> **EXERCISE OBJECTIVE**
In the entries that follow, find the word "true" and report each line it is on.

> **THE INPUT**
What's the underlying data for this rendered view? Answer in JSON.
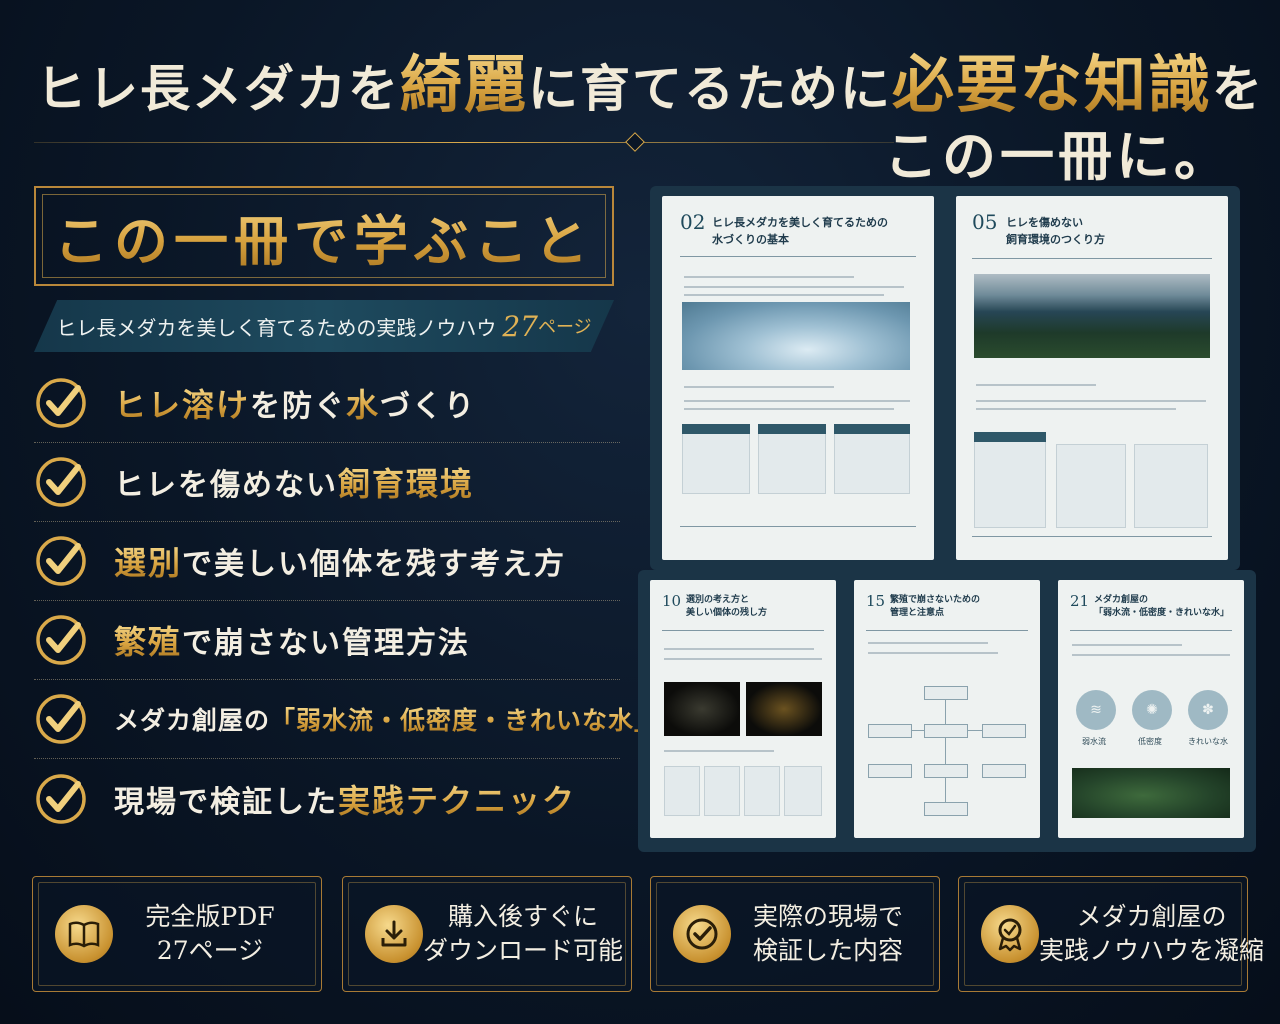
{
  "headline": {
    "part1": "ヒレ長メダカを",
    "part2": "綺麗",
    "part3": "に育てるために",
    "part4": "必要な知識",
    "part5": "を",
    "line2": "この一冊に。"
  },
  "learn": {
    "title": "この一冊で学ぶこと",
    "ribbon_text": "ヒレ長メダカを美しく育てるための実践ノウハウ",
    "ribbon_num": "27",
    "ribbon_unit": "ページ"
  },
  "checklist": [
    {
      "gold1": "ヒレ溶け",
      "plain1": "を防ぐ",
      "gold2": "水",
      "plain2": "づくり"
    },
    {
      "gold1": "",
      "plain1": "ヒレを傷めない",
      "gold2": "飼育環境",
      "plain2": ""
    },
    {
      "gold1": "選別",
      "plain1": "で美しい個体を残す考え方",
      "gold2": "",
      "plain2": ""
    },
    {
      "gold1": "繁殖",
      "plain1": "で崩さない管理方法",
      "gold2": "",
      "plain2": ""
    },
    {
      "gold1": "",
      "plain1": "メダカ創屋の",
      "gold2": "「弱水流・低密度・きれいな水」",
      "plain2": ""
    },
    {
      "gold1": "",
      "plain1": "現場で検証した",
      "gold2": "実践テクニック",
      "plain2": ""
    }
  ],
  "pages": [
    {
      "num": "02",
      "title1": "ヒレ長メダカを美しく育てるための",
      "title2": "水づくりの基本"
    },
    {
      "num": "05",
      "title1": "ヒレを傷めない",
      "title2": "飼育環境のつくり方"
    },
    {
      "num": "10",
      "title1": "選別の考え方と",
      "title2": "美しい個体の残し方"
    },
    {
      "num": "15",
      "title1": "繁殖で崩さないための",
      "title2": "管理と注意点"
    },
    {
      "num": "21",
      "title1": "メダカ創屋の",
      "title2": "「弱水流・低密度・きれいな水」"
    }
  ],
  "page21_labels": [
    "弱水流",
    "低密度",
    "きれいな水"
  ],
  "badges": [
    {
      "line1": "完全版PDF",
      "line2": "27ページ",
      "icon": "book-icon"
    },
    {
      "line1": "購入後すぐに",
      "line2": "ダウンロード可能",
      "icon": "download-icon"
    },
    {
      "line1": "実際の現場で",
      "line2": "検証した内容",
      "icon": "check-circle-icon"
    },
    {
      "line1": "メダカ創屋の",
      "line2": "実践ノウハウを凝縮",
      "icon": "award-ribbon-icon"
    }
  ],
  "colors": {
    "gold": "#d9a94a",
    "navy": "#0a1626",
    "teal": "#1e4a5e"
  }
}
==
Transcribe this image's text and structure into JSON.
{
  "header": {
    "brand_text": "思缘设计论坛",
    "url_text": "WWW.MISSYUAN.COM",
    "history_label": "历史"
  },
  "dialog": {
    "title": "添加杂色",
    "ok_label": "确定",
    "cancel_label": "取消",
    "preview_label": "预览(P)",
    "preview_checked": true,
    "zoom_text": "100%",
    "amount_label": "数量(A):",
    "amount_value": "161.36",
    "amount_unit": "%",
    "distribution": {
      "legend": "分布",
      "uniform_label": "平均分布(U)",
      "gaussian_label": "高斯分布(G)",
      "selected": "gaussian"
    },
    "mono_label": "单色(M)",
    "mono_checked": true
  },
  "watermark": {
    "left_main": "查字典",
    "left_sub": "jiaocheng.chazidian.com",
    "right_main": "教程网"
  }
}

> **REPLY**
    "preview_checked": true,
    "mono_checked": true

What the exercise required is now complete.